Tim Besley, Anders Jensen, Torsten Persson, 12 February 2015

The Eurozone sovereign debt crisis has highlighted the problem of tax evasion. This column examines the effect of social norms on tax compliance using the UK poll tax as a natural experiment. Comparing councils where tax evasion spiked more during the poll-tax period to those where it spiked less, there was no systematic difference before the poll-tax period. However, once the poll tax was abolished, tax evasion remained higher in the former group, suggesting that high poll-tax non-compliance created a persistent norm of non-compliance.

Erika Deserranno, 11 February 2015

We know that financial incentives can affect behaviour by increasing the payoff to completing a task. With incomplete information about a job, financial incentives can also affect potential applicants’ behaviour by conveying a signal about the nature of the job. In the context of a recruitment campaign for a new position, this column presents the first empirical evidence of the signal conveyed by incentives and its strong effect on the selection of workers and the performance of the organisation.

Niklas Bengtsson, Per Engström, 28 October 2014

Critics of the ‘audit society’ and the so-called ‘new public management’ doctrines have gained momentum in recent years. At the centre of the critique is the so-called motivation crowding-out hypothesis. This column presents evidence from a field experiment involving Swedish non-profits. Far from crowding out intrinsic motivation, the threat of an audit improved all aspects of efficiency.

Raj Chetty, Emmanuel Saez, László Sándor, 11 August 2014

Peer review is at the heart of academic economics, but there are few professional rewards for submitting detailed referee reports on time. This column reports the results from an experimental study of referee motivation. Shorter deadlines ‘nudged’ referees to submit reports earlier. Cash incentives also reduced turnaround times, suggesting that any ‘crowding out’ of intrinsic motivation is small. Social incentives – publication of turnaround times – were more effective for tenured referees than shorter deadlines or cash incentives.

Richard Dorsett, 21 November 2013

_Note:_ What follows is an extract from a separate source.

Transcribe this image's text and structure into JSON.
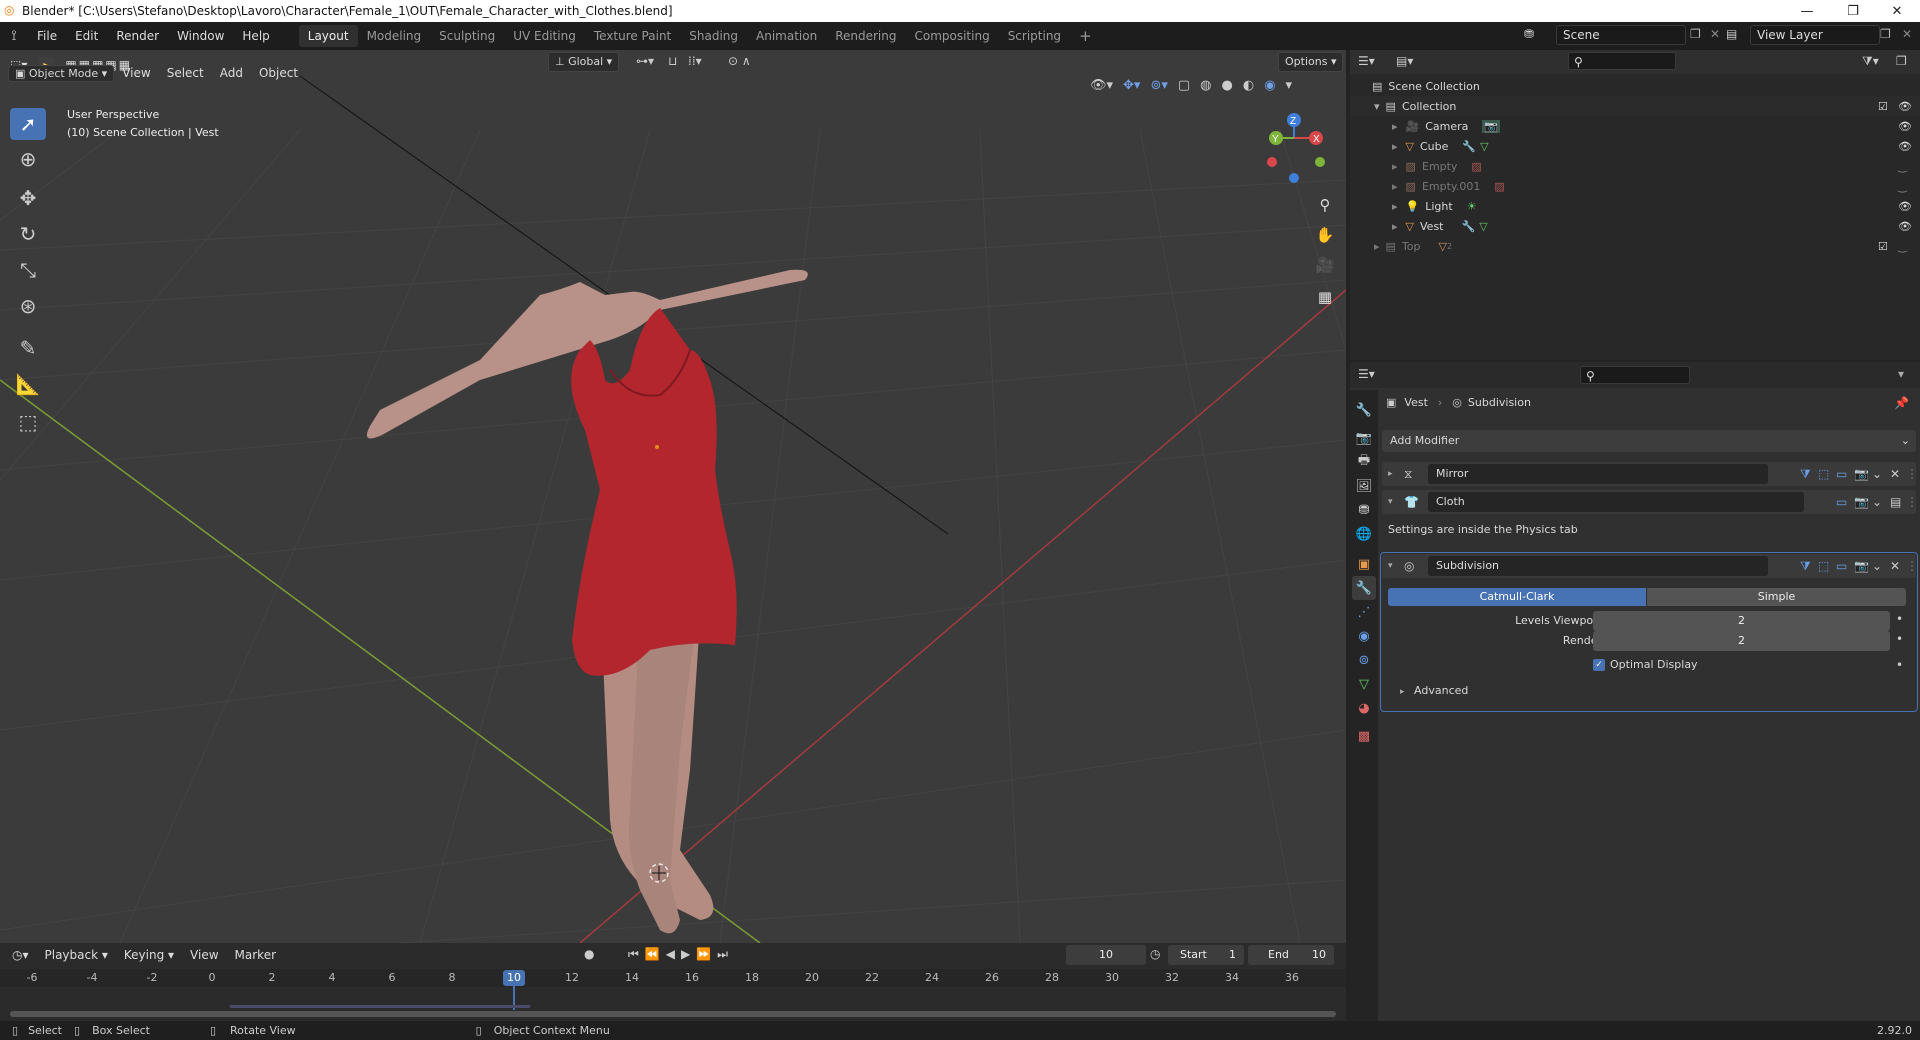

Individuals moving from long-term unemployment into work face a number of challenges. This column discusses the use of temporary in-work support during this transition. Recent experimental evidence has shown the potential for such support to have a positive long-term effect. It can increase not only employment entry but also employment retention, and so may provide a means of addressing the low pay, no pay cycle.

Imran Rasul, Daniel Rogger, 19 November 2013

Around the world, civil service reform is viewed as necessary to deliver public services effectively and to foster development. However, evidence is thin on how the management of bureaucrats affects the provision of public services. This column presents new evidence from Nigeria linking completion rates of government projects to bureaucractic management practices. Greater autonomy is associated with higher completion rates, whereas performance monitoring and incentive schemes seem to backfire. The most effective private-sector management practices may not be suited to public sector bureaucracies.

Joan Costa-i-Font, 12 April 2013

Are healthy lifestyles purely about people’s personal choices? Can we explain why specific people are fit, non-smokers and risk-averse? This column argues that policymaking can incentivise health behaviour but that monetary incentives are not the only approach. Academics and policymakers should aim to influence social norms and society’s role models when monetary incentives are not enough.

Simon Burgess, Carol Propper, Marisa Ratto, Emma Tominey, Stephanie von Hinke Kessler Scholder, 06 September 2012

Do cash incentives matter in the public sector? This column looks at the use of incentive schemes, such as performance-related pay, in the British Labour government between 1997 and 2010. It finds that cash incentives do matter, but that their design is critical.